NEWPORT HISTORY SOCIETY INNS AND BEER HOUSES WALKING TOUR
45/47 HIGH STREET NEWPORT
Previously ‘THE CROWN INN’ Licensed premises c.1661 – c.1851
Numbers 45 and 47 originally consisted of two half-timbered dwellings originating from 16th or 17th-century, evidence for which can be found in the front sandstone cellar. The earliest documentary evidence for The Crown is 1661 in the will of William Adams (Grammar School founder). In the 18th century, it was rebuilt in brick, whilst the distinctive white stuccoed front was added at a later date. A crown sits on a plasterwork pediment above the main entrance, one of the remaining features of the former inn.
The bars, kitchens and brew house were located on the ground floor, but the open-plan 20th century office has removed all evidence of this. In the rear cellar there is an ancient sandstone well, which was used in the past for brewing beer and cooking.
The wide carriage entrance to the left is a reminder of the coaching inn phase. Its passage retains blue brick running lines for the carriages surrounded by original cobbles along with an elaborate wrought iron gate. In the yard were stable ranges with hay lofts and coach-houses, which led down to an exit on Beaumaris Road (not there now). The inn advertised that it had stabling for 80 horses. A coach, ‘The Brilliant Coach,’ ran from Birmingham to Liverpool every day and stopped at The Crown to change horses and provide refreshments. In the 1850s the inn became two shops again. All the rear ancillary buildings were demolished around 2000 to make way for the new Crown Mews properties.

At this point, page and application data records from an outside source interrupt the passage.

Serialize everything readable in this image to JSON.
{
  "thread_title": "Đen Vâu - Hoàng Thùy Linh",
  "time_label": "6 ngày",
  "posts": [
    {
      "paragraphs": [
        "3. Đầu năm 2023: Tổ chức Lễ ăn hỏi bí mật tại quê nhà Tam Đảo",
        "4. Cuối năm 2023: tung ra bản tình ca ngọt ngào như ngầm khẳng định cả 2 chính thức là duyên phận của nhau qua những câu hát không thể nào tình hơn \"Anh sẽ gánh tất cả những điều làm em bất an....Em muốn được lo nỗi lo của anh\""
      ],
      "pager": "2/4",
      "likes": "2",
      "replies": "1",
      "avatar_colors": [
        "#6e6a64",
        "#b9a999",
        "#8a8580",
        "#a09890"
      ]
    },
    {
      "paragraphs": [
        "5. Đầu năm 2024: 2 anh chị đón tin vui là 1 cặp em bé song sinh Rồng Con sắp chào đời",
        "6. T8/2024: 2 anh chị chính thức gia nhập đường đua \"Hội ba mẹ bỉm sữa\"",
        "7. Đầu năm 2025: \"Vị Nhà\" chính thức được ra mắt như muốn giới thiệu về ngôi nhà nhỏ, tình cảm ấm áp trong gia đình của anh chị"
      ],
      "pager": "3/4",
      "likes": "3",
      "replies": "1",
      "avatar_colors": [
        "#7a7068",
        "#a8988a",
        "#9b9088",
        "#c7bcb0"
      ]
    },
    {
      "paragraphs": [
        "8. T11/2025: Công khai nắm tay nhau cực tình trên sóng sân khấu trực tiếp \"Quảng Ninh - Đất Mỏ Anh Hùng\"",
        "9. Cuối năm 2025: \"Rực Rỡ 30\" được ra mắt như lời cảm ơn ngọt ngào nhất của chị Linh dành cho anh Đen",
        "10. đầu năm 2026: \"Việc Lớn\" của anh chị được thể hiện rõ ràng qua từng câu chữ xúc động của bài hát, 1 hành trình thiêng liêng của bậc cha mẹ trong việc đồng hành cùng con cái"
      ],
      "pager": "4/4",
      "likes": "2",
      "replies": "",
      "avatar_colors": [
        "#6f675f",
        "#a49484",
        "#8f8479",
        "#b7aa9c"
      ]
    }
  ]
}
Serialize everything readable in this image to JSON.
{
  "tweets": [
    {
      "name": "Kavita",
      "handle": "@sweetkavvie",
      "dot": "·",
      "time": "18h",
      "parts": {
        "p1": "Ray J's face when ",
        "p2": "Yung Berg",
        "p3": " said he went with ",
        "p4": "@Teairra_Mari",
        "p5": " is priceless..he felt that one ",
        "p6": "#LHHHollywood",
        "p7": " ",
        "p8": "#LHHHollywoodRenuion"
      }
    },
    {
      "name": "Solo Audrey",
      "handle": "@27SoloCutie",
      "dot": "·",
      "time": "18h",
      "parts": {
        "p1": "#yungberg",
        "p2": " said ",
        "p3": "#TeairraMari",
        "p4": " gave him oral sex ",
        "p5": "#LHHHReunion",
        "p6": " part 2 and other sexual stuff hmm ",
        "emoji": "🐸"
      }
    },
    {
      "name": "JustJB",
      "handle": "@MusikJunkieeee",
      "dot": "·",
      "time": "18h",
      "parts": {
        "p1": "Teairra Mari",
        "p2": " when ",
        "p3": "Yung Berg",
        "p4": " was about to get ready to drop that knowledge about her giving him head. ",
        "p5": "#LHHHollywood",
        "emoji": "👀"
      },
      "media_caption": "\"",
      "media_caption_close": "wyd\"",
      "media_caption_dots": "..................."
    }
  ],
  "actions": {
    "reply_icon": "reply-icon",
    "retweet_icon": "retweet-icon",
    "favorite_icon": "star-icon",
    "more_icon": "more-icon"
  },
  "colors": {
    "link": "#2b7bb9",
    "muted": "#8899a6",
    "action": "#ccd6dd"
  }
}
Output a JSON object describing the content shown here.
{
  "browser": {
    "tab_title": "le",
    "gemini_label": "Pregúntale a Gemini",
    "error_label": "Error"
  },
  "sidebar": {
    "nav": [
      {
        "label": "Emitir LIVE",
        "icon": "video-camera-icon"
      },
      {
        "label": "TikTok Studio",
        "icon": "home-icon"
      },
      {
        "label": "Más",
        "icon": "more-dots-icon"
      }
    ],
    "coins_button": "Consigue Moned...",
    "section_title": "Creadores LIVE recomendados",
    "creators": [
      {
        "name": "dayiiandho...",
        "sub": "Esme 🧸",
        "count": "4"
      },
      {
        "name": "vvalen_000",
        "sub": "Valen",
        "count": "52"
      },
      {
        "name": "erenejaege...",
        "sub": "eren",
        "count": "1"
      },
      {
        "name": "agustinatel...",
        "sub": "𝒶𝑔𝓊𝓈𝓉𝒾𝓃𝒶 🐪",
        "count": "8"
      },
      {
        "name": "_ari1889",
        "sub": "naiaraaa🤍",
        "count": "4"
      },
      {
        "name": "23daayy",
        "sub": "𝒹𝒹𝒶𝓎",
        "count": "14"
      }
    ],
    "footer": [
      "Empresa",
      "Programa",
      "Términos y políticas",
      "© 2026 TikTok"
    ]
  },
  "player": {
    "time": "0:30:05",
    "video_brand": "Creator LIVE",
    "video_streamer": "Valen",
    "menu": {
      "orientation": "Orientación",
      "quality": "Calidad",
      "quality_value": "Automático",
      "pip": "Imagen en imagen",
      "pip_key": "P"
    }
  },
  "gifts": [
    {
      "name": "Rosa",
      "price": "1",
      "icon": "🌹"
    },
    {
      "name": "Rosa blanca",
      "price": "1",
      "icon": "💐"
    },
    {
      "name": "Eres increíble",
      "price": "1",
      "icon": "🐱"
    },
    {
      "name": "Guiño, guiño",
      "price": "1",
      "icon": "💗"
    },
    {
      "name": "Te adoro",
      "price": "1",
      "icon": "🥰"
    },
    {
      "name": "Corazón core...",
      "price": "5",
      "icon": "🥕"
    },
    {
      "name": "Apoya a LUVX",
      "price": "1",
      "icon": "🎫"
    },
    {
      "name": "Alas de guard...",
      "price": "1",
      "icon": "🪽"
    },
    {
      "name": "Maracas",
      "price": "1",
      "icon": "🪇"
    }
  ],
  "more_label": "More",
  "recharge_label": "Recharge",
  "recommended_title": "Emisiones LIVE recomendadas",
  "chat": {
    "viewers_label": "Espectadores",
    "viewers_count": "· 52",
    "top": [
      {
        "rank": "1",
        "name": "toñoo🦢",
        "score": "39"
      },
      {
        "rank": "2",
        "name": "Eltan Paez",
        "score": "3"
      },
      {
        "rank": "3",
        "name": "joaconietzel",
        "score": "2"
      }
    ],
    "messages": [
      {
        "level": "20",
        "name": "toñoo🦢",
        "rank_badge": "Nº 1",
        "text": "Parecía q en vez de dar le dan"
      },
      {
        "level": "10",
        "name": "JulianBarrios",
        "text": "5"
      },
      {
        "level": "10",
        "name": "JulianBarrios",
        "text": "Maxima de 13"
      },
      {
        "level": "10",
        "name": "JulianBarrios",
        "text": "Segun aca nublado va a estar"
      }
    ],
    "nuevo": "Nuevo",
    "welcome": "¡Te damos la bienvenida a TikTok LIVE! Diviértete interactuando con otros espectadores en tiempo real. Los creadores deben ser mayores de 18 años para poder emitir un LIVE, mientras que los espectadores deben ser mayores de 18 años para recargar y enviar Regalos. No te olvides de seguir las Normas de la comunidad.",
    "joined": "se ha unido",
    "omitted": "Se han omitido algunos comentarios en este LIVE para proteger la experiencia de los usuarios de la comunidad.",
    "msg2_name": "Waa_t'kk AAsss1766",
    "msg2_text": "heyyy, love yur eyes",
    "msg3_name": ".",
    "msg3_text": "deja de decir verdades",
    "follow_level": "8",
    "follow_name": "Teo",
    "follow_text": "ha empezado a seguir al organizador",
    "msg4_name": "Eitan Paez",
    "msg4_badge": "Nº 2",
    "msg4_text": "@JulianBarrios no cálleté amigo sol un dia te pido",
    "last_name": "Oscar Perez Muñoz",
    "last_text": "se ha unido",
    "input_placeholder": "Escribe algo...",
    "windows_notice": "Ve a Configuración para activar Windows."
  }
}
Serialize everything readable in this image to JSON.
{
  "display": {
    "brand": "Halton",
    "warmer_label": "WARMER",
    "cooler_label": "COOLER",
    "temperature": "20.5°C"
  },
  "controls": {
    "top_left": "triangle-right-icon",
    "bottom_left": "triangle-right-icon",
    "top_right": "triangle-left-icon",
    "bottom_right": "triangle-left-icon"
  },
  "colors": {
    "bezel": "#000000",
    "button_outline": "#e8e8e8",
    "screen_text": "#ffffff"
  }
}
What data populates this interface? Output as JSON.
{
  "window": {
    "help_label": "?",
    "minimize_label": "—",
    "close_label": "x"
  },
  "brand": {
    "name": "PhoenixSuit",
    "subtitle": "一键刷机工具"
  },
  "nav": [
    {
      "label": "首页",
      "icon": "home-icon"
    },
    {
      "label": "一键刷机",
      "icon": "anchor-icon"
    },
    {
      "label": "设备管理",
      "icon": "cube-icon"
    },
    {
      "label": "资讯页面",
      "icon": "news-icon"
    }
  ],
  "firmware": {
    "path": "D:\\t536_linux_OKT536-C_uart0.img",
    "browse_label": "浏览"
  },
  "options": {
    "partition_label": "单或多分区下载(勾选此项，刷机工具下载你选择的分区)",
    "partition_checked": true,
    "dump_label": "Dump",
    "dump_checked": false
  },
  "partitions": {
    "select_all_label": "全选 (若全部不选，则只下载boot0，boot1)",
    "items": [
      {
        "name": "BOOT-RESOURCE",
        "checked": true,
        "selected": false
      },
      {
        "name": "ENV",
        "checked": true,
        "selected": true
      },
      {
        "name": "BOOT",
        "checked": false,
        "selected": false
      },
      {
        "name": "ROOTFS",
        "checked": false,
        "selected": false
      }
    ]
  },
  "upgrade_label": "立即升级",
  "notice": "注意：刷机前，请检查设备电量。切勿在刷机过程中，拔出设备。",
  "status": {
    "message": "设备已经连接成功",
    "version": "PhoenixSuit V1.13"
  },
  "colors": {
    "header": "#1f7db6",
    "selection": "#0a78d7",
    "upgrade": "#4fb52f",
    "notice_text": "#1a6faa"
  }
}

Researched by Newport & District History Society and Victoria County History (Shropshire) and funded by Newport Town Council and Newport History Society